Last Updated 28 May 2020

Behavioral Risk Factors and Oral Health

Words 295 (1 page)
Views 147

It has been found that as socioeconomic status increases, the incidence of disease, illness, and their impacts decrease (Reisine, 1009).  Specifically, large disparities exist for differences in oral health.  Socioeconomic status is usually measured by “income, education, or occupational prestige that offer advantages to individuals and families” (Reisine, 1009).  Some base it on the neighborhood that one lives.

The frequency of tooth-brushing, dental check-ups, and the consumption of sweets and soft drinks affect dental health ( Ylöstalo, 195).  It is recommended by dentists to brush teeth with a toothpaste containing fluoride daily to prevent tooth decay.  Dental check-ups are encouraged every six months.  In some households, baking soda is used for tooth-brushing.  Although it is inexpensive, it does not contain fluoride.

Haven’t found the relevant content? Hire a subject expert to help you with Behavioral Risk Factors and Oral Health

Hire writer

Oral infections and cardiovascular diseases have common biological and behavioral risk factors such as poor diet, smoking, and excessive alcohol use.  The health of one’s mouth affects the health of the rest of the body. The process of digestion begins in the mouth.

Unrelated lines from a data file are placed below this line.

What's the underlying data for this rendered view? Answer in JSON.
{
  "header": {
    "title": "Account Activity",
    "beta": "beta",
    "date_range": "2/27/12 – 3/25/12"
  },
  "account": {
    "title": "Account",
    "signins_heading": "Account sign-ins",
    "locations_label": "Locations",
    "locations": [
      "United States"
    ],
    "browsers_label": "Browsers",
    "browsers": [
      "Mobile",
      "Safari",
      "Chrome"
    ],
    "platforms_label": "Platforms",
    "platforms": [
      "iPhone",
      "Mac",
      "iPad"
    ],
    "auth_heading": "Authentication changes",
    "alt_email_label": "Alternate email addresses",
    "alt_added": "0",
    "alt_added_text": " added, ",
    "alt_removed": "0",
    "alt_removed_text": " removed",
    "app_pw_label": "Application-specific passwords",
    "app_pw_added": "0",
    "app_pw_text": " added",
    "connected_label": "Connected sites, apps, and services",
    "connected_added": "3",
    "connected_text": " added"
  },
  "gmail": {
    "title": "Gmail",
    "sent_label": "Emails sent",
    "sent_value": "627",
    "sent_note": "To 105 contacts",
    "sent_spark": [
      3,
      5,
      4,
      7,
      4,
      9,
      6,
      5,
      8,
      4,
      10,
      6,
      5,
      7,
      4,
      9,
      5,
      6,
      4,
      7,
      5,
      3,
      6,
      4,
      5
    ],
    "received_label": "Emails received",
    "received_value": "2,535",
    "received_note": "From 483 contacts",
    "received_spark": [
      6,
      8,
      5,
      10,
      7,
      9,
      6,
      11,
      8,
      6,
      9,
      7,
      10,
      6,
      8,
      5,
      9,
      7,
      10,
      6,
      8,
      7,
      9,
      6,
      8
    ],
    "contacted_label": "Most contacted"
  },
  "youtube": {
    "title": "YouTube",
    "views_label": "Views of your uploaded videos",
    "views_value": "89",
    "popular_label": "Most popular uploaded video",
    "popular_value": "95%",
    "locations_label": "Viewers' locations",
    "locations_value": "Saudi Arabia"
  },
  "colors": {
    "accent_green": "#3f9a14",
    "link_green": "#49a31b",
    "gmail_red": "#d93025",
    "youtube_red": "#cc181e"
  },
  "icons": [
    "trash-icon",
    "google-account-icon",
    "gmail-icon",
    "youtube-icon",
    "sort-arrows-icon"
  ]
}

“Psychosocial determinants could act as a link between general health behavior and dental health behavior” (Ylöstalo, 194).  Consistency, control, self-worth, life satisfaction, and optimism have been linked to several health outcomes (Ylöstalo, 194).  For example, people that are optimistic tend to recover better from illnesses.

In conclusion, the connections between oral and general diseases are because of unhealthy habits; they can result from a person’s socioeconomic status and lifestyle.  These unhealthy behaviors are risk factors for overall health.


Reinsine, Susan T. and Walter Psoter. (2001, October).  Socioeconomic Status and Selected           Behavioral Determinants as Risk actors for Dental Caries. Journal of Dental Education, 1009-1015.

Ylöstalo. P.V., Ek, E., Laitinen, J., and M.L. Knuuttila. (2003). Optimism and Life Satisfaction as Determinants for Dental and General Health Behavior-Oral Health Habits Linked to Cardiovascular Risk Factors. Journal of Dental Research, 82(3): 194-199.

Haven’t found the relevant content? Hire a subject expert to help you with Behavioral Risk Factors and Oral Health

Hire writer

Cite this page

Behavioral Risk Factors and Oral Health. (2016, Jul 25). Retrieved from

Not Finding What You Need?

Search for essay samples now

We use cookies to give you the best experience possible. By continuing we’ll assume you’re on board with our cookie policy

Save time and let our verified experts help you.

Hire writer